2. I am doing NaNoWriMo again. I promised myself I wouldn't, but here I am. I thought I'd share an excerpt in lieu of any drawings I haven't made or photographs I haven't taken. Keep in mind I'm not really editing much as I go, that's what December is for.
In 2004 at Sycamore Junior High, in the eighth grade, you had to take one of two classes: home economics, which involves cooking and sewing, and technical education, which involves woodworking and learning to wire a lamp. Guess which one I took?
I was the only girl in a class full of boys taught by a man. We had assigned seats by name, and the three boys at my table didn’t seem quite sure what to do with me. So they duly ignored me, and I them. I was quiet more or less that entire semester, unless I was answering the teacher’s questions. I learned more about the minds of fourteen-year-old boys than I ever wanted to know. I also learned to make a chessboard, to create and wire a lamp, to design a weight-bearing bridge and a slim aerodynamic racing car (mine came in second in the class, the wheel axles weren’t quite straight so it lost in the final race).

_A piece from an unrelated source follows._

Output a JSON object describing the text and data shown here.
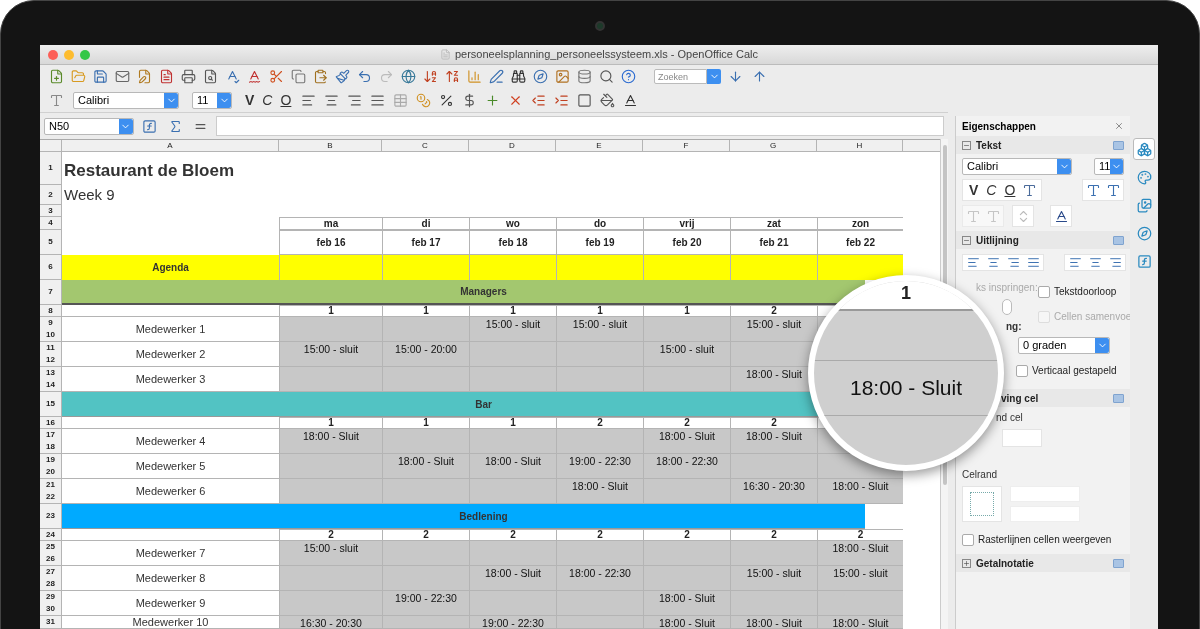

The chessboard was the final project, and we were allowed to choose our wood. Every boy in the class chose dark walnut and pale pine. I went for cherry and maple, two woods that looked almost the same under the wood shop fluorescents. I remember not wanting to do what everyone else was doing. I wanted to be able to distinguish my product from everyone else’s. When I asked Mr. Hafer for my wood choices, he looked at me and then said, “That should look really good, actually. The cherry will darken over time.” He never told me that I ought to be doing walnut and pine. He just let me do it. In retrospect, maybe he didn’t know quite what to do with me either, but in any case the autonomy he granted me was just what I needed.